[Dataset records]

=======

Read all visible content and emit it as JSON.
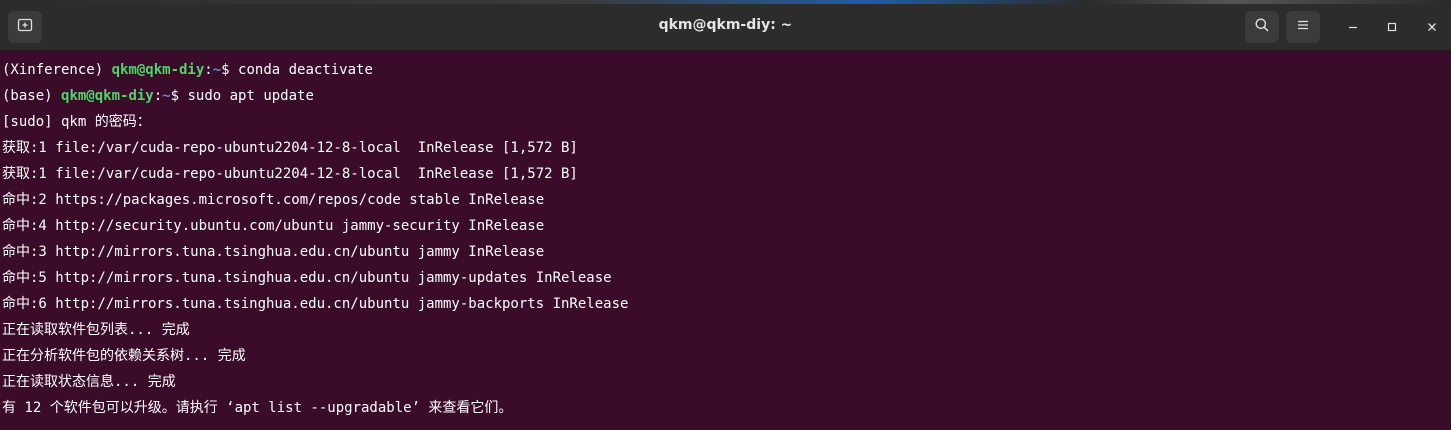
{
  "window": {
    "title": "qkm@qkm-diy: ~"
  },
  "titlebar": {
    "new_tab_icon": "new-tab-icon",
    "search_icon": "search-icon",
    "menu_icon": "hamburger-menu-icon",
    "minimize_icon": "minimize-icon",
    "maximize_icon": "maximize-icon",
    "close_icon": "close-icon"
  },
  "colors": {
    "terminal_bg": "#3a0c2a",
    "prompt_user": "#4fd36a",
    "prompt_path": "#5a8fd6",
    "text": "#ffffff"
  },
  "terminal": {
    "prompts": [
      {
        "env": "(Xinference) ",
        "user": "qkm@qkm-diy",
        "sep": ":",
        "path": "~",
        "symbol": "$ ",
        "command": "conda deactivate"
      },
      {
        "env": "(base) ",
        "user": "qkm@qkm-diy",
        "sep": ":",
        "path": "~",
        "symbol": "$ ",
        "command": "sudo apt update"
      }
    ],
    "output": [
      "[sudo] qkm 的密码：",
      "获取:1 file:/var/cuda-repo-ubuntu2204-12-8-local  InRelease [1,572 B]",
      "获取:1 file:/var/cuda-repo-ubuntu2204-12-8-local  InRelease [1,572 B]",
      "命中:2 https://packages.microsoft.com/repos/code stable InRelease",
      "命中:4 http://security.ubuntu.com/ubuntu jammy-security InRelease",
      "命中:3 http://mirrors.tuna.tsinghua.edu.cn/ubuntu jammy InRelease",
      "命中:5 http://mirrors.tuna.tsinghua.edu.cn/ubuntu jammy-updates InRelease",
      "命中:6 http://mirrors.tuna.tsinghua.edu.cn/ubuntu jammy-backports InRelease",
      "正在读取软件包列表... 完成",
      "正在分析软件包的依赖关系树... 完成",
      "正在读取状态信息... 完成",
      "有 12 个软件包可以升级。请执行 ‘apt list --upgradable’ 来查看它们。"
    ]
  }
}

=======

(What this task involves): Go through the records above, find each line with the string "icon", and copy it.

(Response for this exercise):
    "new_tab_icon": "new-tab-icon",
    "search_icon": "search-icon",
    "menu_icon": "hamburger-menu-icon",
    "minimize_icon": "minimize-icon",
    "maximize_icon": "maximize-icon",
    "close_icon": "close-icon"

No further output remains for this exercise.